Each line of the material must be reproduced exactly; pictures stay out.

Data shown:
▼
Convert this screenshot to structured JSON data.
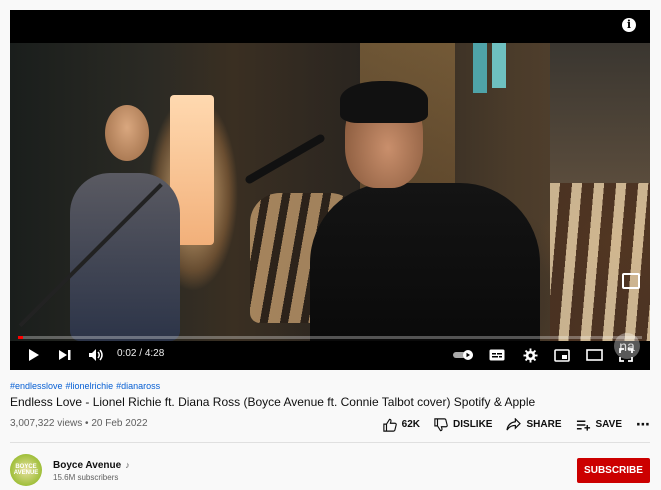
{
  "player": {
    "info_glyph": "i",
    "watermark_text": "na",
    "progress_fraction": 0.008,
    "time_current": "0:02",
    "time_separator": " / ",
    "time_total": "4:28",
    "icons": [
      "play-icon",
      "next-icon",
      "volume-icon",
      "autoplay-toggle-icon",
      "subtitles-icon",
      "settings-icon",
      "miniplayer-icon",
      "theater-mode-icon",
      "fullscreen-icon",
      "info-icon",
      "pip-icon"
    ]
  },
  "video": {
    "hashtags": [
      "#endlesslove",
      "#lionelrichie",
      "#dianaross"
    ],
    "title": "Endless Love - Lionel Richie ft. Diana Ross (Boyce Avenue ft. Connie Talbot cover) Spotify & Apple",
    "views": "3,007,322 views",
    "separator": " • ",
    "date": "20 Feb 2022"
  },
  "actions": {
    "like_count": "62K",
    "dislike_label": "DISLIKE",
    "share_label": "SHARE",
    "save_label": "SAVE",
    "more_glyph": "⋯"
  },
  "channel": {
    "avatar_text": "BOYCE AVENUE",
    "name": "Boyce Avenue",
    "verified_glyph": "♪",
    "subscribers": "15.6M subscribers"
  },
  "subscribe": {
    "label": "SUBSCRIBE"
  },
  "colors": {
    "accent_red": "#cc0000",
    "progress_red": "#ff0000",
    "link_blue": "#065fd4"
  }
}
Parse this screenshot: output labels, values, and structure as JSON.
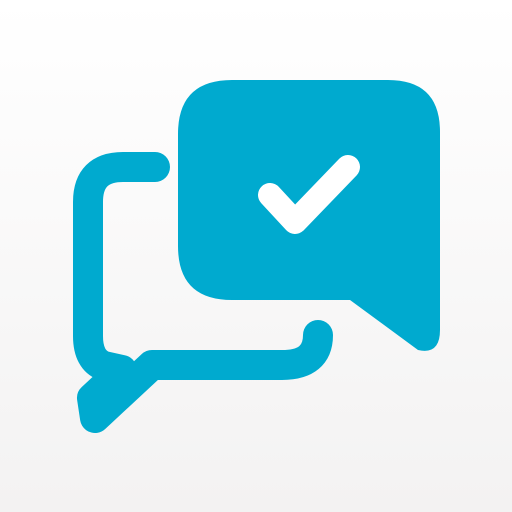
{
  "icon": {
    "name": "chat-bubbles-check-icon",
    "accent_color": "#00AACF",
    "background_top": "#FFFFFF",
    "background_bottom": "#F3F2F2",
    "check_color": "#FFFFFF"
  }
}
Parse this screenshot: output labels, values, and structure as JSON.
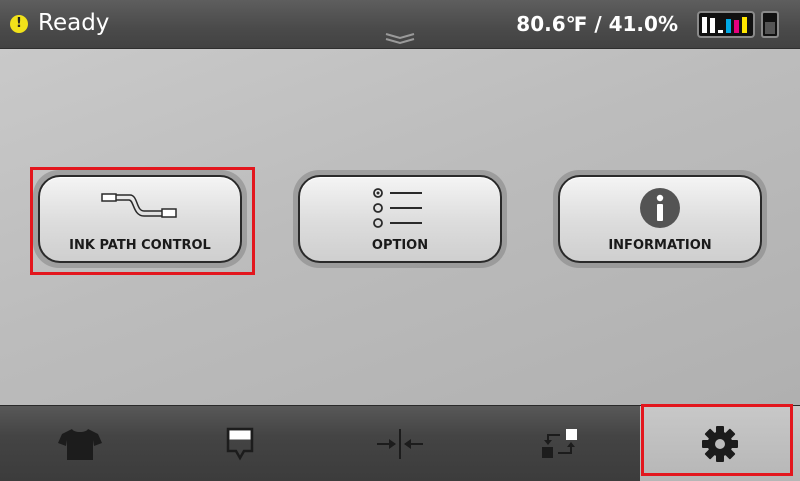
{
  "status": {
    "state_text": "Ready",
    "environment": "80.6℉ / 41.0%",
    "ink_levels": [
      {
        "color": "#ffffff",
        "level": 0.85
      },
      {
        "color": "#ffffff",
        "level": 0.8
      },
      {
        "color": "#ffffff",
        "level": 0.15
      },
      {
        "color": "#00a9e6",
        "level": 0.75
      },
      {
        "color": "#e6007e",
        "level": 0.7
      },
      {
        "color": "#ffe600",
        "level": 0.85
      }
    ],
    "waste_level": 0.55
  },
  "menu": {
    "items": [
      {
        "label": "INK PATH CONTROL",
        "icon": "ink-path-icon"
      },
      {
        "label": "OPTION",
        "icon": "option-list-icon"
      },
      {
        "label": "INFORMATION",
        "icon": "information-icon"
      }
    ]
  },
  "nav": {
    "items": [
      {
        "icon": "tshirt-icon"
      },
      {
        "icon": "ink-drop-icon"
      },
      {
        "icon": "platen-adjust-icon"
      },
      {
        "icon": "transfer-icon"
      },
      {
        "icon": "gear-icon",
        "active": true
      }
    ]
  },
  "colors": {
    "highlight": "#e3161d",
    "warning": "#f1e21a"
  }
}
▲
Exercise response:
Convert this screenshot to structured JSON data.
{
  "player": {
    "info_glyph": "i",
    "watermark_text": "na",
    "progress_fraction": 0.008,
    "time_current": "0:02",
    "time_separator": " / ",
    "time_total": "4:28",
    "icons": [
      "play-icon",
      "next-icon",
      "volume-icon",
      "autoplay-toggle-icon",
      "subtitles-icon",
      "settings-icon",
      "miniplayer-icon",
      "theater-mode-icon",
      "fullscreen-icon",
      "info-icon",
      "pip-icon"
    ]
  },
  "video": {
    "hashtags": [
      "#endlesslove",
      "#lionelrichie",
      "#dianaross"
    ],
    "title": "Endless Love - Lionel Richie ft. Diana Ross (Boyce Avenue ft. Connie Talbot cover) Spotify & Apple",
    "views": "3,007,322 views",
    "separator": " • ",
    "date": "20 Feb 2022"
  },
  "actions": {
    "like_count": "62K",
    "dislike_label": "DISLIKE",
    "share_label": "SHARE",
    "save_label": "SAVE",
    "more_glyph": "⋯"
  },
  "channel": {
    "avatar_text": "BOYCE AVENUE",
    "name": "Boyce Avenue",
    "verified_glyph": "♪",
    "subscribers": "15.6M subscribers"
  },
  "subscribe": {
    "label": "SUBSCRIBE"
  },
  "colors": {
    "accent_red": "#cc0000",
    "progress_red": "#ff0000",
    "link_blue": "#065fd4"
  }
}
Parse this screenshot: output labels, values, and structure as JSON.
{
  "icon": {
    "name": "chat-bubbles-check-icon",
    "accent_color": "#00AACF",
    "background_top": "#FFFFFF",
    "background_bottom": "#F3F2F2",
    "check_color": "#FFFFFF"
  }
}
Parse this screenshot: output labels, values, and structure as JSON.
{
  "status": {
    "state_text": "Ready",
    "environment": "80.6℉ / 41.0%",
    "ink_levels": [
      {
        "color": "#ffffff",
        "level": 0.85
      },
      {
        "color": "#ffffff",
        "level": 0.8
      },
      {
        "color": "#ffffff",
        "level": 0.15
      },
      {
        "color": "#00a9e6",
        "level": 0.75
      },
      {
        "color": "#e6007e",
        "level": 0.7
      },
      {
        "color": "#ffe600",
        "level": 0.85
      }
    ],
    "waste_level": 0.55
  },
  "menu": {
    "items": [
      {
        "label": "INK PATH CONTROL",
        "icon": "ink-path-icon"
      },
      {
        "label": "OPTION",
        "icon": "option-list-icon"
      },
      {
        "label": "INFORMATION",
        "icon": "information-icon"
      }
    ]
  },
  "nav": {
    "items": [
      {
        "icon": "tshirt-icon"
      },
      {
        "icon": "ink-drop-icon"
      },
      {
        "icon": "platen-adjust-icon"
      },
      {
        "icon": "transfer-icon"
      },
      {
        "icon": "gear-icon",
        "active": true
      }
    ]
  },
  "colors": {
    "highlight": "#e3161d",
    "warning": "#f1e21a"
  }
}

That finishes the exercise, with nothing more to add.